Discussion relating to the PRR, up to 1968. Visit the PRR Technical & Historical Society for more information.
  by Lawrence Crossing
My imperfect memory recalls a comment made by my late PRR engineer grandfather about steamer smoke. Some time in the 60s, we were watching a Black River and Western engine pulling away in Flemington, NJ, emitting great clouds of black smoke, and he said that he would have been fined by the company for that. According to him (or my memory) they were required to start smoothly enough to keep the smoke relatively clean. I have seen so much dense, black smoke around steamers that I wonder if this was really a concern or a misunderstanding on my part. Was there such a policy, was the smoke "controllable"?
  by ExCon90
I don't recall the details, but apparently black smoke was a sign of incomplete combustion, and there were various adjustments under the control of the fireman which would result in a lighter-colored smoke, indicating that more of the coal was being burned and less going up the stack. I have heard of a stack emitting white smoke being referred to as a "company stack," meaning that the engine was getting better mileage from the coal, thus keeping costs down. There was at least one class of locomotives (I believe on the Frisco, or possibly the NKP Berkshires?) that had a light mounted at the rear of the stack, just below the top, so that at night the fireman could switch it on to check the color of the smoke. I know there were plenty of incidents of black smoke; I'm sure the quality of the coal had a lot to do with it as well.
  by Lawrence Crossing
Thanks for the clarification ExCon90. I assumed that it was considered anti-social to blow a lot of black smoke, but it makes sense that the concern was an economic one.
  by scottychaos
And there was a lot of variation in coal quality, which would also effect the amount, and color of smoke..
the anthracite coal of Pennsylvania was said to be very "clean burning"..
several railroads touted the cleanliness of their anthracite coal:

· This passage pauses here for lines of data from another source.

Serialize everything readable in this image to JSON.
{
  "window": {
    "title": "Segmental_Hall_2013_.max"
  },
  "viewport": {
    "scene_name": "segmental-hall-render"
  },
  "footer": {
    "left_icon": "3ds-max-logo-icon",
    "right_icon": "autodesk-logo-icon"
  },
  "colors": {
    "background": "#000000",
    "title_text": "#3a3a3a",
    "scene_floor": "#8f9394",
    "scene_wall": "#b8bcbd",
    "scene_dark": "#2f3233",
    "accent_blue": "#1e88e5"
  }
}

  by Lawrence Crossing
Wonderful graphics!

Thanks, scottychaos.
  by ExNYC63
On railroads with oil burning steam locomotives it was common to
place a light ahead of the smokestack so that the fireman could
check the smoke and therefore adjust the atomizer accordingly.
This was not done on coal burning locomotives.
  by ex Budd man
Today most of the black smoke is done for foamers who want pictures of 'how steam used to look'. Engine crews took great pains to have a clean stack, and anti-smoke regulations and laws forced the issue. When first starting incomplete burning could cause dark smoke until the draft was stronger bringing in more air to the fire box. The fireman would clean out the flues by feeding sand into the fire box. As it was drawn through the tubes it would remove soot build-up and allow greater heat transfer to the water in the boiler since the soot coated the tubes.
Many devices were used to clean up the combustion process with mixed results. Check the steam forum for more info.

  by ExNYC63
Sanding the flues was only done on oil burning steam locomotives. This was not
necessary on coal burning locos as coal was a natural abrasive.
  by Bigt
Yes, the company would send out some management type with the dreaded Ringleman Smoke Gauge.
This was nothing more than a piece of cardboard type material, about the size of an index card, with a
horizontal slot going thru the middle. Along the slot would be a graduated colored scale - white up thru
black. He would monitor the job for a period of time, holding the gauge up to the sky with the smoke
appearing thru a slit in the gauge. Match the color, and, hopefully the job would not be offending.
Just imagine, something simple and it got the job done for years and years. No computers!
  by Eliphaz
The Ringlemann chart is still codified in law in many places. In Massachusetts for example,
"The Chart shall mean the Ringelmann Scale for grading the density of smoke, as published by the
United States Bureau of Mines and as referred to in the Bureau of Mines Information Circular
No. 8333"
"310 CMR 7.06: U
Visible Emissions
(1) U Stationary Sources Other than Incinerators.
(a) Smoke. No person shall cause, suffer, allow, or permit the emission of smoke which has
a shade, density, or appearance equal to or greater than No. 1 of the Chart for a period, or
aggregate period of time in excess of six minutes during any one hour, provided that at no
time during the said six minutes shall the shade, density, or appearance be equal to or greater
than No. 2 of the Chart."

note, emissions from steam powered railroad locomotives are not specifically regulated by 310CMR.

There are five bands on the chart representing 20%, 40%, 60%, 80% and 100% opacity.
No.1 on the chart is considered the threshold of visibility to an observer with normal eyesight.
Last edited by Eliphaz on Sun Sep 25, 2011 8:31 am, edited 1 time in total.
  by Lawrence Crossing
Very glad to know that my memory of my grandfather's comment was true. I have enjoyed reading the explanations.